With just a few ticks over 119k on the clock, Flickr member Circax inherited this particular J-body from his grandfather and although it looks worse for the wear, it still manages to provide him a means of navigating his daily slog. Equipped with a 2-liter four that in its heyday was producing around 100 HP, this old biddy still has some spunk, although its maladies are both obvious and numerous.
We took the liberty of posting Circax's own trials and tribulations after the jump, but a few highlights include his use of krazy glue to mend the wires for the cruise control and his application of thumbtacks to keep the roof's headliner in place.
We love it, so we posted a few more pics after the jump, along with directions on how to submit your own ride to our Flickr account. Bring the beaters people. We want more.
From the man himself:
1989 Buick Skyhawk. 2.0L I4 engine with 3-speed automatic transmission. There are just over 119,000 miles on the clock. This was the last year that Buick produced the Skyhawks.
Replaced (since I've had it): Muffler & sections of exhaust pipe (rusted to pieces), spark plugs/wires, alternator, vacuum hoses, rearview mirror, water pump, a ton of brake parts.
Fixed: Climate control control panel (with three pieces of cassette tape case plastic & krazy glue), cruise control controller (krazy-glued the wires back on (too difficult to solder), plugged vacuum reservoir back in).

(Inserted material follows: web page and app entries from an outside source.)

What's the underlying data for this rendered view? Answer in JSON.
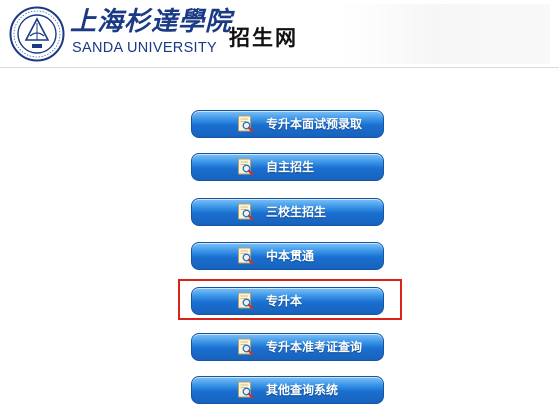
{
  "header": {
    "school_cn": "上海杉達學院",
    "school_en": "SANDA UNIVERSITY",
    "site_title": "招生网"
  },
  "menu": {
    "items": [
      {
        "label": "专升本面试预录取"
      },
      {
        "label": "自主招生"
      },
      {
        "label": "三校生招生"
      },
      {
        "label": "中本贯通"
      },
      {
        "label": "专升本"
      },
      {
        "label": "专升本准考证查询"
      },
      {
        "label": "其他查询系统"
      }
    ],
    "highlighted_index": 4,
    "highlight_color": "#d8231a",
    "button_color": "#1a6fd0"
  },
  "icons": {
    "button_icon": "magnifier-document-icon",
    "seal": "university-seal-icon"
  }
}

Broken: A/C doesn't blow cold, radio doesn't make any sound on the right channel, tape player, interior ceiling cloth is falling in, "SERVICE ENGINE SOON" light comes on intermittently (probably a failing exhaust system sensor). Leaks oil & a little bit of transmission fluid & power steering fluid. EGR valve seems stuck. The car never tracks straight.
Probably to be broken soon: brake lines & fuel lines are badly rusted.
*** Truer words were never spoken... A brake line failed (in a parking lot, thankfully). I had the car towed to a brake shop and in a bout of stupidity allowed the guys to replace far more than was necessary (my wallet is feeling light). And there are still rusty lines down below.
Got this for free from my grandfather, my first car. Since then, the doors have rusted terribly, and in an attempt to remove some of this rust, I ended up just creating conditions for more rust to form. Now there are some patches of rusty primer on the right side, and holes through the rusted sheetmetal. The clearcoat has completely disintegrated on the rear left of the vehicle (from the passenger door, back), now making it look as if two different colors of white were used.
Almost siezed the engine once, running without coolant for a few miles (uphill). Managed 110MPH once. Averages 30MPG: www.tcnj.edu/~wallace5/gasmileage.php
All that being said, I really enjoy the design of this car, and have always had a soft spot for 1980's automotive styles (go ahead and laugh).
The interior of my 1989 Buick Skyhawk. Cloth upholstry, which is ragged. The ceiling is "caving in", held aloft only by thumbtacks. No power windows or locks. And the stereo doesn't play tapes any longer nor does it produce sound on the right side. Speedometer is noisy. The climate control selector still doesn't shunt air to the right vents (defroster doesn't activate the defroster vents - thank goodness for the little money tray lid, which flips up and causes air blowing from the center vents to be directed towards the windshield).
How to submit to RR of the Day:
Create a Flickr account if you don't already have one. Search for and join the group called ' Autoblog RR of the Day '. Upload up to three photos of your ride to your own account at a size no larger than 450 pixels wide if possible and include as much information about it and yourself as possible. Even if your ride is sweet, it will not be chosen if there's not a lot of info accompanying it. Click on each photo and just above the picture it will say "Send to group". Click that and select the Autoblog group. You're done, that's it!